Although this was not a particularly long walk it was presented a bit of variety in terms of vegetation, topography and ground conditions, which we were warned about by a fellow walker descending with his boots covered in mud. We had intended to complete this walk last year, but time was somewhat challenging. So, this year we made sure that we had plenty of time.
The start of the walk is at the end of a short 700m gravel road that is accessed from the Gordon River Road at Tyenna in the Mount Field National Park. After leaving the car in a small car park that will hold about four cars, the start of the walk is a very pleasant flat track alongside the Tyenna River that features many mini natural weirs.
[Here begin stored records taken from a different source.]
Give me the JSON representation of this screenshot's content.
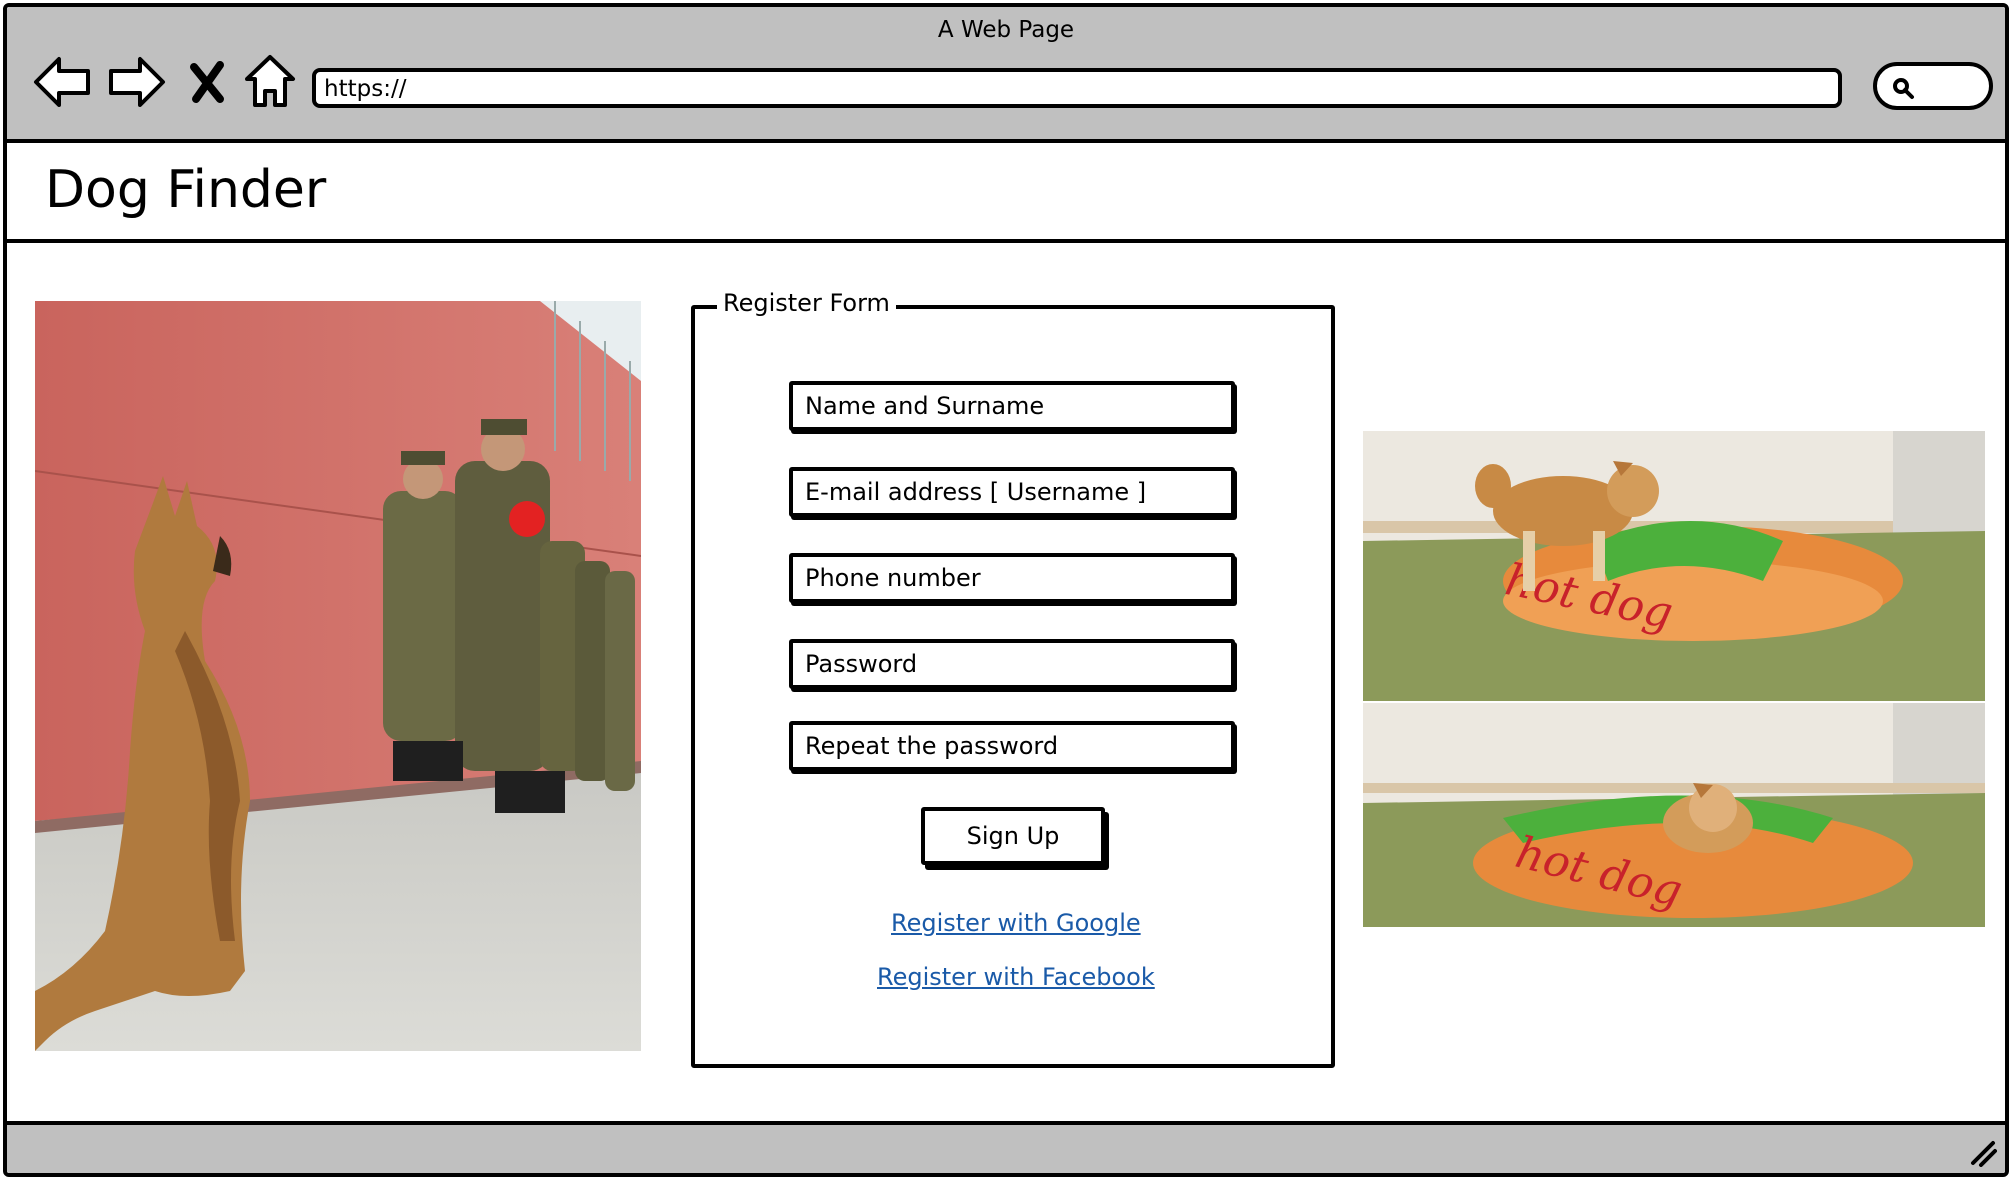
{
  "window": {
    "title": "A Web Page"
  },
  "browser": {
    "url_value": "https://",
    "icons": [
      "back-arrow-icon",
      "forward-arrow-icon",
      "close-x-icon",
      "home-icon",
      "search-icon"
    ]
  },
  "app": {
    "title": "Dog Finder"
  },
  "form": {
    "legend": "Register Form",
    "fields": {
      "name": "Name and Surname",
      "email": "E-mail address [ Username ]",
      "phone": "Phone number",
      "password": "Password",
      "repeat": "Repeat the password"
    },
    "signup_label": "Sign Up",
    "link_google": "Register with Google",
    "link_facebook": "Register with Facebook"
  },
  "images": {
    "left": "dog-saluting-soldiers-photo",
    "right_top": "shiba-on-hotdog-bed-photo",
    "right_bottom": "shiba-in-hotdog-bed-photo",
    "bed_text": "hot dog"
  },
  "colors": {
    "chrome": "#c0c0c0",
    "link": "#1a5aa8"
  }
}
The sound of the water running over them left us in no doubt that we were next to the river.
About half way along this leg, the trees opened up to a clearing that was covered in colourful foxgloves, for us quite surprising to see these growing in the wild. (We later learned that they are considered to be an out-of-control invasive weed in Tasmania, but they did look great and attracted the largest bumble bees we have seen in a long time). Behind us the view included the tree covered mountains and ominous looking rain clouds.
The track then took a left-hand turn and started to climb through another clearing covered in foxgloves. The track here is defined by a series of yellow capped star pickets that led to the start of the wet forest (and the muddy parts of the track).
The track comprised, short board walks, planks, short steep rocky inclines, fallen trees and tree root trip hazards, so we were thankful that we had brought our walking poles. We eventually heard the thundering noise of the waterfall and the start of a steep 30m descent to its base. There was a warning at the start of the walk about the dangerous nature of the fallen trees at the base. It was certainly quite challenging to find a good, safe spot to take photos from. In the end I had to straddle my tripod across a very hefty tree trunk to get the shot of the Falls.
This walk is a short six kilometres that took us around two hours (including about 20 minutes at the falls. Fortunately, we didn’t have to don our rain jackets until we reached the foxglove clearing on our return. However, we were more than compensated by a local Echidna rummaging around, totally oblivious to our presence.
It is an easy walk, but good footwear is a must and poles recommended – not like the couple we met on our return with trainers on their feet and baby in a backpack.
Watch out for the next post about our Fluted Cape Walk …..